NGOs, Private actors with no democratic legitimacy.

NGOs, just like intermediary bodies, fill the “democratic loophole” of supranational governance, but are not themselves democratic, even if they are generally called “civil society” organizations, as opposed to the authorities. NGOs have no other democratic legitimacy than that conferred on them by their grassroots and members. The values they defend can certainly give them political prestige and ideological legitimacy, but these cannot replace the specificity of popular support. In theory, the more representative an NGO, the more human and financial support it has. But the system is distorted when NGOs owe their existence and funding only to a very limited number of people or institutions. The power of these NGOs then depends less on their representativeness than on their funding and proximity with the bodies they set out to influence. Financial power is then enough to give the illusion of legitimacy. Such organizations, even very active and visible in society, in fact only represent the interests and ideas of their founders and funders, be them public or private. Thus, the organization Interights, which was very active at the ECHR, brutally ceased all activity following the loss of patrons, and lack of real support among the population. Similarly, the Soros foundations in Hungary preferred to move to Austria, after their foreign funding was subject to heavy taxation. Thus, the NGOs with the greatest democratic legitimacy are not necessarily the richest, but they owe their solidity to their rooting within the population.

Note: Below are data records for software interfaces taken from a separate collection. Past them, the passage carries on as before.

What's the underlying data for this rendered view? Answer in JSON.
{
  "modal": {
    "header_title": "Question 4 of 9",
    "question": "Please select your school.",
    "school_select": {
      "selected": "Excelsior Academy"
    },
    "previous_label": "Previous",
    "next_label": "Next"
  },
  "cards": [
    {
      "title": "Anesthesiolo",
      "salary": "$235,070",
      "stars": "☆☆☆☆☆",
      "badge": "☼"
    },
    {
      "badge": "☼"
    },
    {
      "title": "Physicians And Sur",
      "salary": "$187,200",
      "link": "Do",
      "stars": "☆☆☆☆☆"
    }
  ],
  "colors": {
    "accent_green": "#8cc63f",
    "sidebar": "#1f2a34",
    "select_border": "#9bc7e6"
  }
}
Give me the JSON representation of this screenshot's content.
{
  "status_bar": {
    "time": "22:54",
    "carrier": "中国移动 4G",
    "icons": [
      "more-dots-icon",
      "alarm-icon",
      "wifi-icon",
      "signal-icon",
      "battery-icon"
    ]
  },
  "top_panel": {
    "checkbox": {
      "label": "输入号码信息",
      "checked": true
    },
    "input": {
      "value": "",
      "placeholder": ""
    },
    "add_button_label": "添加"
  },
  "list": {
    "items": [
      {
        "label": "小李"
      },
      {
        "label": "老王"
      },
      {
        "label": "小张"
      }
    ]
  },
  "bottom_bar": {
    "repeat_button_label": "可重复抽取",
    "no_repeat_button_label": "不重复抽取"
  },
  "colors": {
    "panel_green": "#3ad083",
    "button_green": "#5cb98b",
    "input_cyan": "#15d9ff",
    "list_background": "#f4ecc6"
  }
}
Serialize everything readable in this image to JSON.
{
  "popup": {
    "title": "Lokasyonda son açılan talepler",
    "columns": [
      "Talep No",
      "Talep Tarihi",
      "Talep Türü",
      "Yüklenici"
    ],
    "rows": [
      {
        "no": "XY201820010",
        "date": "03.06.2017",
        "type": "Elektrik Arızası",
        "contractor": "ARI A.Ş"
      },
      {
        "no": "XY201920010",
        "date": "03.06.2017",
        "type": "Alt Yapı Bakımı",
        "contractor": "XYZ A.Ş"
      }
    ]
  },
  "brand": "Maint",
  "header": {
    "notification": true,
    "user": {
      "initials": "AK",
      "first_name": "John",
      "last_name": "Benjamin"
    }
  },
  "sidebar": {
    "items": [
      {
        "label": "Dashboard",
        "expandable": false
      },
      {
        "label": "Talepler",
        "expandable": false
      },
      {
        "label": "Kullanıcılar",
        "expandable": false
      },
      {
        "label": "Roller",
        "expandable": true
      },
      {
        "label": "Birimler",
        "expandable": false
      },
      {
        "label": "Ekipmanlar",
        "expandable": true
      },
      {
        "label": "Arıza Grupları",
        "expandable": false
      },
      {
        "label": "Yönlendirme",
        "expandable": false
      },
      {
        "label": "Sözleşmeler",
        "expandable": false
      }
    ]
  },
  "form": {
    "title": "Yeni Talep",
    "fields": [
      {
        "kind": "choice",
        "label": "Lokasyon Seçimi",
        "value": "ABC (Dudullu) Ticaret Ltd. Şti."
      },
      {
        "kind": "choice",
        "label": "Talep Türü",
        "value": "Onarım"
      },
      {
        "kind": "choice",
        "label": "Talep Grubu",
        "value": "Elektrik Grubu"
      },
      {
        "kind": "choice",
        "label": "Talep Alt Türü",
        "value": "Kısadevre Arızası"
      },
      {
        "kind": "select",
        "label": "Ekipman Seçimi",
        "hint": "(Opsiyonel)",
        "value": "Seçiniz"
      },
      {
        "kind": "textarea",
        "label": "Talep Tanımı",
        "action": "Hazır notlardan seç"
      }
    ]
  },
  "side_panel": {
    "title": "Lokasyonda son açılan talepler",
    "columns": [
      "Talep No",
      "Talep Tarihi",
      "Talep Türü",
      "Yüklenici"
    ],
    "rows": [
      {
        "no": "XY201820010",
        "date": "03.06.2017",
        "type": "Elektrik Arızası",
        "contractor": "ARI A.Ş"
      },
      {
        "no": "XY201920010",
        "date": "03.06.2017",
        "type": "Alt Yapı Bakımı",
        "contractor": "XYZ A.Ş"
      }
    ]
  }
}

There are Few withdrawals due to links between judges and NGOs but this one is a howler (page 17/18):

Concerning the vast majority of withdrawals; their causes are diverse. Judge Bîrsan had to withdraw in all cases concerning Romania until the end of his mandate after his wife, a magistrate, was investigated for corruption.

The paper further deals with The lack of guarantees on the independence and impartiality of judges and cites as a positive example the British precedent of Lord Hoffmann in the famous Pinochet case before it concludes thus:

It remains to see what the ECtHR should do with its past most problematic judgments. According to its own case law, those cases should be judged again, following the example of the House of Lords in the Pinochet case. This should be the case especially if a party requests the revision of such judgment, according to rule 80 of the Rules of the Court.

You are encouraged to read the whole Pdf including the foot notes which are omitted here.